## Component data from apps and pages

☆ ☆ ☆ ☆

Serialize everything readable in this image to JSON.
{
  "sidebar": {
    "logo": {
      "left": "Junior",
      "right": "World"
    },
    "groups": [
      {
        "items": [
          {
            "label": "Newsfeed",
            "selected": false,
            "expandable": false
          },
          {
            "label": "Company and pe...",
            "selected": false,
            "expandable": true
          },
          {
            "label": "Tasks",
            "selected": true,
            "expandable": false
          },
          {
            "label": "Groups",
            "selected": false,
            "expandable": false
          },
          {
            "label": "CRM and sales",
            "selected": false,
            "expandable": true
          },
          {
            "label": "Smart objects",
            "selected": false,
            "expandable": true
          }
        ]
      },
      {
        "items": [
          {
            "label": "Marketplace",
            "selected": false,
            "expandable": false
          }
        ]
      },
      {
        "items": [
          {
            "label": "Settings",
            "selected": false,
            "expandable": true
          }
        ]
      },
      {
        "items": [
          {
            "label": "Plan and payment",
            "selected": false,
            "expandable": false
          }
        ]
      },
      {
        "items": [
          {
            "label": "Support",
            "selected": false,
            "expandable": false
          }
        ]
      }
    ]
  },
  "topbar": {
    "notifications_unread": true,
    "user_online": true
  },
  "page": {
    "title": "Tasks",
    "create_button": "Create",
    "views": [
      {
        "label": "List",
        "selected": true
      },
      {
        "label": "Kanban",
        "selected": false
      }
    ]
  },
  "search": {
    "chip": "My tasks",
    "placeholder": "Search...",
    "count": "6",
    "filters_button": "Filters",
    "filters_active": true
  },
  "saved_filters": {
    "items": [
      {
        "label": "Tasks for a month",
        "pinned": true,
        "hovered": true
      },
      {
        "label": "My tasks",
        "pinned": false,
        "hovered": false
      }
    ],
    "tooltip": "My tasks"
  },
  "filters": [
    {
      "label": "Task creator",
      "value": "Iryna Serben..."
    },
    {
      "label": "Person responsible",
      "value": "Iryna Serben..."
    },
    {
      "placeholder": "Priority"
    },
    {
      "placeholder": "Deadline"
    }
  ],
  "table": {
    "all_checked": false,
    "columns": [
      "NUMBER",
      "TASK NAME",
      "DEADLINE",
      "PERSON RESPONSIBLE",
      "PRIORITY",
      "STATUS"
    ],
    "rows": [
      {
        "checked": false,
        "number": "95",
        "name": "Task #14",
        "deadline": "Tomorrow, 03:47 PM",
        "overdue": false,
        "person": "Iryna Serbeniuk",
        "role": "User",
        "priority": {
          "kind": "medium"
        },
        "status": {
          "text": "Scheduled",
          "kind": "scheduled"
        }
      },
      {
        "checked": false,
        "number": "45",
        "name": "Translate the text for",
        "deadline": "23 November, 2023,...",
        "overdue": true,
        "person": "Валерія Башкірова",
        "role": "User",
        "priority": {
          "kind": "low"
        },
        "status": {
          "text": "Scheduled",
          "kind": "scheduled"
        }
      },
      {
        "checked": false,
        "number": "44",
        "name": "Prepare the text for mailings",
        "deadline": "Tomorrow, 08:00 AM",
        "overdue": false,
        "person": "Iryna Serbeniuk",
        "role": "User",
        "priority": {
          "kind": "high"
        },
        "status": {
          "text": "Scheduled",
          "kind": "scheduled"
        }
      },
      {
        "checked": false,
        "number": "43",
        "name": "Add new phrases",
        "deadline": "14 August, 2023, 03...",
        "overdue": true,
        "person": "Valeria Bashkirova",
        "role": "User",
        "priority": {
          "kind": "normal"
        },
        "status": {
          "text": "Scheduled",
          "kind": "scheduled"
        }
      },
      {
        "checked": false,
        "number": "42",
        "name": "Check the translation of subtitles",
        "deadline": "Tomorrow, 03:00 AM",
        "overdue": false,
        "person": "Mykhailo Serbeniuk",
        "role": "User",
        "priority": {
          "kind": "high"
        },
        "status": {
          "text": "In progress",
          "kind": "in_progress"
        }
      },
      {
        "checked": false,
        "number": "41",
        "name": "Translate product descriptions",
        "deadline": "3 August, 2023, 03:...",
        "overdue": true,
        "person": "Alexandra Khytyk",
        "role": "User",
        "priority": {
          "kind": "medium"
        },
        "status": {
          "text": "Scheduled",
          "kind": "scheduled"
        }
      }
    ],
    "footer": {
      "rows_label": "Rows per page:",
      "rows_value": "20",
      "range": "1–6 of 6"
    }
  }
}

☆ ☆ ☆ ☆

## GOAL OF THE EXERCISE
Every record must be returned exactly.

## ANSWER BELOW
Serialize everything readable in this image to JSON.
{
  "sidebar": {
    "logo": {
      "left": "Junior",
      "right": "World"
    },
    "groups": [
      {
        "items": [
          {
            "label": "Newsfeed",
            "selected": false,
            "expandable": false
          },
          {
            "label": "Company and pe...",
            "selected": false,
            "expandable": true
          },
          {
            "label": "Tasks",
            "selected": true,
            "expandable": false
          },
          {
            "label": "Groups",
            "selected": false,
            "expandable": false
          },
          {
            "label": "CRM and sales",
            "selected": false,
            "expandable": true
          },
          {
            "label": "Smart objects",
            "selected": false,
            "expandable": true
          }
        ]
      },
      {
        "items": [
          {
            "label": "Marketplace",
            "selected": false,
            "expandable": false
          }
        ]
      },
      {
        "items": [
          {
            "label": "Settings",
            "selected": false,
            "expandable": true
          }
        ]
      },
      {
        "items": [
          {
            "label": "Plan and payment",
            "selected": false,
            "expandable": false
          }
        ]
      },
      {
        "items": [
          {
            "label": "Support",
            "selected": false,
            "expandable": false
          }
        ]
      }
    ]
  },
  "topbar": {
    "notifications_unread": true,
    "user_online": true
  },
  "page": {
    "title": "Tasks",
    "create_button": "Create",
    "views": [
      {
        "label": "List",
        "selected": true
      },
      {
        "label": "Kanban",
        "selected": false
      }
    ]
  },
  "search": {
    "chip": "My tasks",
    "placeholder": "Search...",
    "count": "6",
    "filters_button": "Filters",
    "filters_active": true
  },
  "saved_filters": {
    "items": [
      {
        "label": "Tasks for a month",
        "pinned": true,
        "hovered": true
      },
      {
        "label": "My tasks",
        "pinned": false,
        "hovered": false
      }
    ],
    "tooltip": "My tasks"
  },
  "filters": [
    {
      "label": "Task creator",
      "value": "Iryna Serben..."
    },
    {
      "label": "Person responsible",
      "value": "Iryna Serben..."
    },
    {
      "placeholder": "Priority"
    },
    {
      "placeholder": "Deadline"
    }
  ],
  "table": {
    "all_checked": false,
    "columns": [
      "NUMBER",
      "TASK NAME",
      "DEADLINE",
      "PERSON RESPONSIBLE",
      "PRIORITY",
      "STATUS"
    ],
    "rows": [
      {
        "checked": false,
        "number": "95",
        "name": "Task #14",
        "deadline": "Tomorrow, 03:47 PM",
        "overdue": false,
        "person": "Iryna Serbeniuk",
        "role": "User",
        "priority": {
          "kind": "medium"
        },
        "status": {
          "text": "Scheduled",
          "kind": "scheduled"
        }
      },
      {
        "checked": false,
        "number": "45",
        "name": "Translate the text for",
        "deadline": "23 November, 2023,...",
        "overdue": true,
        "person": "Валерія Башкірова",
        "role": "User",
        "priority": {
          "kind": "low"
        },
        "status": {
          "text": "Scheduled",
          "kind": "scheduled"
        }
      },
      {
        "checked": false,
        "number": "44",
        "name": "Prepare the text for mailings",
        "deadline": "Tomorrow, 08:00 AM",
        "overdue": false,
        "person": "Iryna Serbeniuk",
        "role": "User",
        "priority": {
          "kind": "high"
        },
        "status": {
          "text": "Scheduled",
          "kind": "scheduled"
        }
      },
      {
        "checked": false,
        "number": "43",
        "name": "Add new phrases",
        "deadline": "14 August, 2023, 03...",
        "overdue": true,
        "person": "Valeria Bashkirova",
        "role": "User",
        "priority": {
          "kind": "normal"
        },
        "status": {
          "text": "Scheduled",
          "kind": "scheduled"
        }
      },
      {
        "checked": false,
        "number": "42",
        "name": "Check the translation of subtitles",
        "deadline": "Tomorrow, 03:00 AM",
        "overdue": false,
        "person": "Mykhailo Serbeniuk",
        "role": "User",
        "priority": {
          "kind": "high"
        },
        "status": {
          "text": "In progress",
          "kind": "in_progress"
        }
      },
      {
        "checked": false,
        "number": "41",
        "name": "Translate product descriptions",
        "deadline": "3 August, 2023, 03:...",
        "overdue": true,
        "person": "Alexandra Khytyk",
        "role": "User",
        "priority": {
          "kind": "medium"
        },
        "status": {
          "text": "Scheduled",
          "kind": "scheduled"
        }
      }
    ],
    "footer": {
      "rows_label": "Rows per page:",
      "rows_value": "20",
      "range": "1–6 of 6"
    }
  }
}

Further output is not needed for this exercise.